The car bomb that shattered the peace of a Damascus morning two days ago, killing at least 17 people, remains shrouded in mystery.
Questions remain in Syria after bombing
The car bomb that shattered the peace of a Damascus morning two days ago, killing at least 17 people, remains shrouded in mystery. There has still been no claim of responsibility, and the Syrian authorities - always secretive on matters of security - have said nothing except that an investigation is under way. In terms of hard information, little is known, other than that apparently 200kg of explosives were loaded into a vehicle and then detonated on the busy airport road, close to a security service office. According to the authorities all casualties were civilians, with 17 killed so far, a death toll that could rise because some injuries were life threatening. "It's too early to say what this really means because we have no details, just silence," said Tharbit Salem, a Syrian political analyst. His office is 2km away from the bomb site and was shaken by the blast, a sign of just how powerful it was. "So far we have many questions and few answers," he continued. "Who is behind the bombing? Why now? What was the target? Where did they get the explosives? What was the motive? What do they want? "The only thing we really know is that this is extremely serious; this is a very dangerous game and it could be a new chapter for Syria." Despite its effective security network and deserved reputation as the safest country in the Middle East, Syria is not immune to acts of violence. In February a car bomb in Damascus killed Imad Moughniyah, a senior figure from Hizbollah, the Lebanese Shiite group backed by Syria and Iran. But that, like other recent assassinations that have taken place here, seemed to be carefully executed and did not hit the general public. The same cannot be said of Saturday's blast. "I don't think this bomb is related to the Moughniyah murder or the shooting of Brig Mohammad Suleiman," Mr Salem said. "Unless of course the Israelis were behind that and behind this. We just do not know." According to Mr Salem, the car bomb probably has more in common with attacks by Islamic extremists; they have staged a prison uprising, shot up the US Embassy, and machine-gunned Syrian state TV. In the 1980s, Islamic militants also set off bombs, before they were crushed by the authorities. In the absence of hard facts, there are rumours, there are theories, there is coffee-shop spy-story speculation.

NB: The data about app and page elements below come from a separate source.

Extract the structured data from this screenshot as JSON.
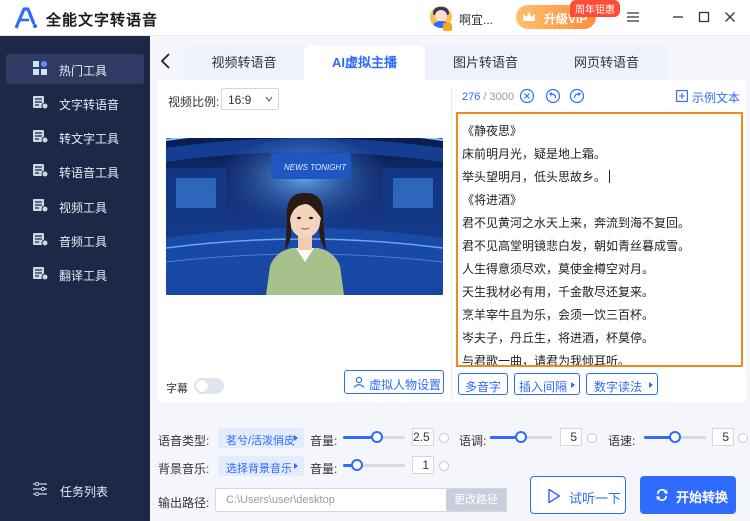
{
  "app": {
    "title": "全能文字转语音",
    "user_name": "啊宜...",
    "vip_label": "升级VIP",
    "promo_badge": "周年钜惠"
  },
  "colors": {
    "accent": "#2f6bff",
    "sidebar_bg": "#1d2747",
    "highlight_border": "#f08a1f"
  },
  "sidebar": {
    "items": [
      {
        "label": "热门工具",
        "icon": "hot-tools-icon",
        "active": true
      },
      {
        "label": "文字转语音",
        "icon": "text-to-speech-icon"
      },
      {
        "label": "转文字工具",
        "icon": "to-text-icon"
      },
      {
        "label": "转语音工具",
        "icon": "to-speech-icon"
      },
      {
        "label": "视频工具",
        "icon": "video-icon"
      },
      {
        "label": "音频工具",
        "icon": "audio-icon"
      },
      {
        "label": "翻译工具",
        "icon": "translate-icon"
      }
    ],
    "task_list": "任务列表"
  },
  "tabs": [
    {
      "label": "视频转语音",
      "active": false
    },
    {
      "label": "AI虚拟主播",
      "active": true
    },
    {
      "label": "图片转语音",
      "active": false
    },
    {
      "label": "网页转语音",
      "active": false
    }
  ],
  "left": {
    "ratio_label": "视频比例:",
    "ratio_value": "16:9",
    "subtitle_label": "字幕",
    "subtitle_on": false,
    "avatar_settings": "虚拟人物设置",
    "preview_screen_text": "NEWS TONIGHT"
  },
  "editor": {
    "count_current": "276",
    "count_max": "/ 3000",
    "sample_text": "示例文本",
    "lines": [
      "《静夜思》",
      "床前明月光，疑是地上霜。",
      "举头望明月，低头思故乡。",
      "《将进酒》",
      "君不见黄河之水天上来，奔流到海不复回。",
      "君不见高堂明镜悲白发，朝如青丝暮成雪。",
      "人生得意须尽欢，莫使金樽空对月。",
      "天生我材必有用，千金散尽还复来。",
      "烹羊宰牛且为乐，会须一饮三百杯。",
      "岑夫子，丹丘生，将进酒，杯莫停。",
      "与君歌一曲，请君为我倾耳听。"
    ],
    "chips": [
      "多音字",
      "插入间隔",
      "数字读法"
    ]
  },
  "settings": {
    "voice_type_label": "语音类型:",
    "voice_type_value": "茗兮/活泼俏皮",
    "volume_label": "音量:",
    "volume_value": "2.5",
    "volume_level": 0.55,
    "tone_label": "语调:",
    "tone_value": "5",
    "tone_level": 0.5,
    "speed_label": "语速:",
    "speed_value": "5",
    "speed_level": 0.5,
    "bgm_label": "背景音乐:",
    "bgm_value": "选择背景音乐",
    "bgm_volume_label": "音量:",
    "bgm_volume_value": "1",
    "bgm_volume_level": 0.22,
    "output_label": "输出路径:",
    "output_path": "C:\\Users\\user\\desktop",
    "change_path": "更改路径",
    "listen_label": "试听一下",
    "start_label": "开始转换"
  }
}
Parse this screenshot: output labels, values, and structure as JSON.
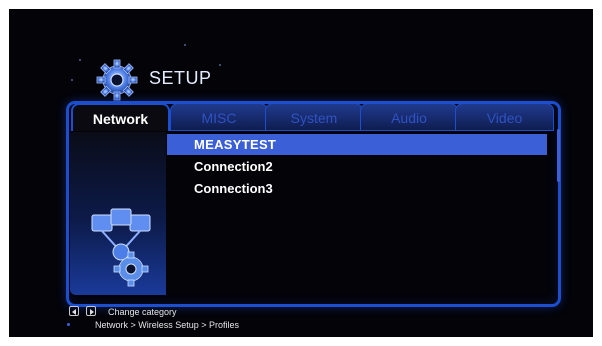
{
  "header": {
    "title": "SETUP",
    "icon": "gear-icon"
  },
  "tabs": [
    {
      "label": "Network",
      "active": true
    },
    {
      "label": "MISC",
      "active": false
    },
    {
      "label": "System",
      "active": false
    },
    {
      "label": "Audio",
      "active": false
    },
    {
      "label": "Video",
      "active": false
    }
  ],
  "profiles": [
    {
      "label": "MEASYTEST",
      "selected": true
    },
    {
      "label": "Connection2",
      "selected": false
    },
    {
      "label": "Connection3",
      "selected": false
    }
  ],
  "footer": {
    "hint": "Change category",
    "breadcrumb": "Network > Wireless Setup > Profiles",
    "icons": [
      "left-arrow-key-icon",
      "right-arrow-key-icon"
    ]
  },
  "colors": {
    "accent": "#3b5fd6",
    "frame": "#1c4fd0",
    "background": "#030308"
  }
}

Blame is liberally spread in all directions: it was the Israelis, the British, the Americans, the Saudis, the Iranians, the Lebanese or Syrians themselves. Given the various forces at work in the Middle East, even the most outlandish plots have an air of plausibility about them. Some of the stories doing the rounds say it was a suicide bombing, others that it was a remotely triggered bomb. That two cars were involved, that some off-duty Syrian military personnel were unlucky enough to be passing by at the time and got caught in the blast. One of the local rumours has it that a Syrian police officer who went to investigate the vehicles before the bomb went off, and who was wounded in the explosion, may have even spoken to the drivers. Naturally, all these tales are unconfirmed and unsubstantiated. But what is true is that these have been times of political change for Syria. Long blacklisted by Washington, Damascus has recently been rebuilding bridges with the West. There have been high-level public talks with the French and more subtle contacts with other European countries. New international business deals have been signed and the Syrians recently agreed to send ambassadors to both Lebanon and Iraq - hugely symbolic acts that pleased the West. There have also been the mediated discussions with Israel, a precursor to what could be direct peace talks next year. With all of those good signs, the regime in Damascus was riding high. Now the bomb has taken some of the shine of that slow building sense of optimism. And it has reminded many of the more ominous undercurrents pulling at the country. "Syria has been dancing with the devil and become an environment in which Islamic extremism has grown," said one Syrian commentator, who asked not to be identified because of the sensitive nature of the remarks. He said Islamic militants were the most likely perpetrators of the attack. "For years we have seen a growing religious sentiment here, and there has not been a forceful enough defence of enlightened, educated, secular values. "So we have this incubator for Islamic sentiments and then the Americans invaded Iraq and poured fuel on the fire, and the al Qa'eda-type groups have grown. The bad economic situation is helping them, so is the crackdown on the liberal opposition." According to this line of thinking it is precisely these militants who, angered by a rapprochement between Damascus and the West and the possibility of peace with Israel, have decided to turn their fire on Syria, a country they were once inclined to leave alone in favour of more fertile hunting grounds. But, again, all of this is speculation. There are precious few facts, at least publicly available. The whole truth may never be known. "Even if the people who planted the bomb are caught," Mr Salem said, "we may never find who they were working for. They themselves may not even know who they are working for, or whose interests they are serving. "The key question in all of this may be answered in a fairly short time though," he added. "Is this a one off attack or is this the start of a series of attacks? My main fear is that this is something different, that the chaos could be spreading to Syria." email@example.com